Fallout's co-creator was "convinced" the cancelled OG Fallout 3 could've shipped and been "a really good game" in 18 months, but money troubles got in Interplay's way

Fallout 3
(Image credit: Bethesda)

Veteran developer Tim Cain continues his valiant effort to pull back the curtain on old-school RPG history with a new vlog detailing the cancellation of the original Fallout 3. According to Cain, the main villain in this story wasn't mismanagement, evil executives, or an inexperienced team - it was the same thing that's plagued us all: "money."

Tim Cain has been diving into RPG history in a series of YouTube blogs for a while now, and he's uniquely qualified to speak on such topics as his heavyweight career spans Interplay, where he co-created Fallout; Troika, where he worked on Vampire: The Masquerade - Bloodlines; and Obsidian, where he co-directed The Outer Worlds.

Despite having a heavy hand in creating the post-apocalyptic series, Cain's "last involvement" with Fallout came from contributing to the cancellation of Fallout Van Buren - the original, codenamed Fallout 3 - in 2003. After leaving the studio, a vice president at developer Interplay supposedly asked Cain to return for a day to play a mysterious prototype (Fallout Van Buren) before giving an estimate of how long the team would need to complete it.

Cain agreed, asked the developers questions, played the prototype, and came to a conclusion. "I'm convinced in 18 months you could have a really good game shipped," he supposedly told the Interplay vice president. "Even if you did a death march crunch, I don't think you could do it faster than 12 [months] - and then you'd be shipping something unbalanced and buggy, and the team would be destroyed, so I don't recommend that."

Well-documented financial struggles at Interplay made that timeframe unfeasible, however. "Ultimately it comes down to money.
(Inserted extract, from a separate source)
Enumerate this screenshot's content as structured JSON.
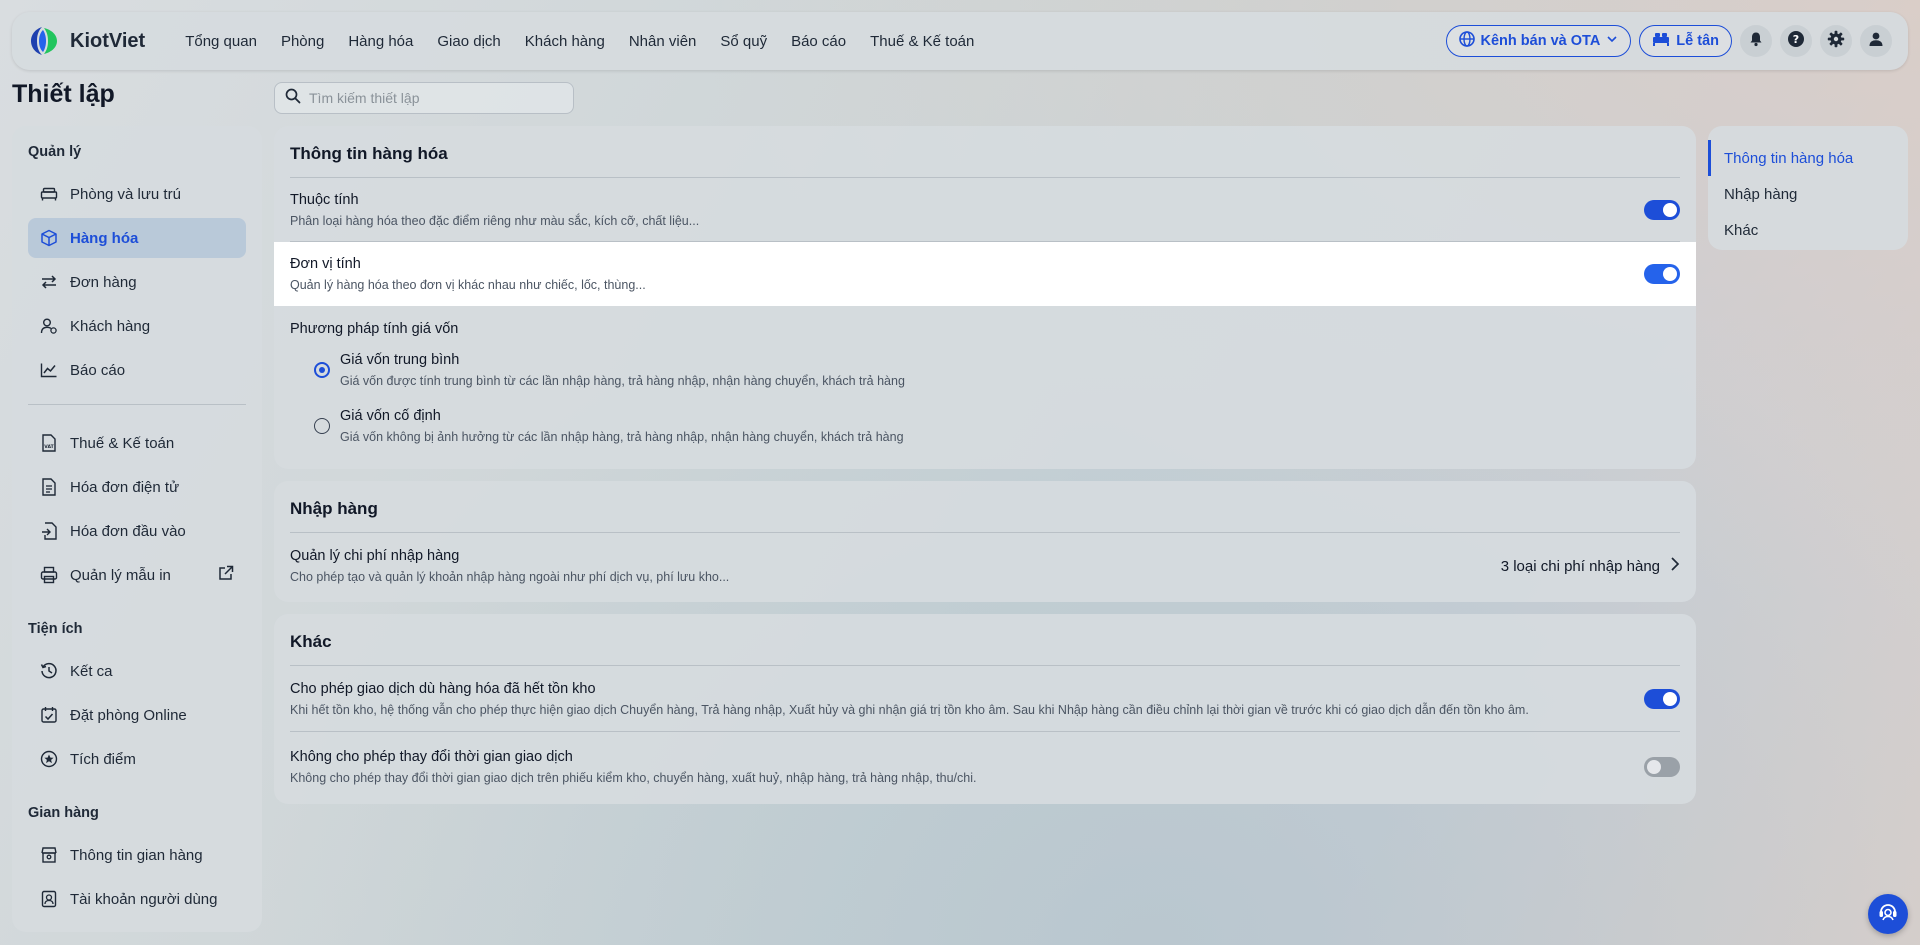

They were running out of money. Veep could not afford a development period over six months and, to me, that timeframe was out of the question… Interplay was not doing financially well. They had, I think, posted losses over the previous two years." The VP had then explained to Cain that any answer over six months would result in cancellation, "meaning the answer I just gave got the game canceled."

Cain is keen to stress that there aren't any concrete "villains" here, even though "some people like to make every story have a villain and some of you will now view me as the villain... this is more of an example of what happens in game development and why almost every single question people ask about game development has the same answer: money."

Fallout Van Buren's cancellation didn't lead to any immediate layoffs, but the writing was on the wall, and the company's financial issues eventually led to Bethesda buying the series' rights - the rest is history. Fallout 3 did become a (very different) reality, swapping the isometric perspective for first-person shooting and Bethesda's signature jank. Fast-forward to today and Fallout is more popular than ever after the Amazon Prime TV show.

Check out the best Fallout games, ranked.

Freelance contributor

Kaan freelances for various websites including Rock Paper Shotgun, Eurogamer, and this one, Gamesradar. He particularly enjoys writing about spooky indies, throwback RPGs, and anything that's vaguely silly. Also has an English Literature and Film Studies degree that he'll soon forget.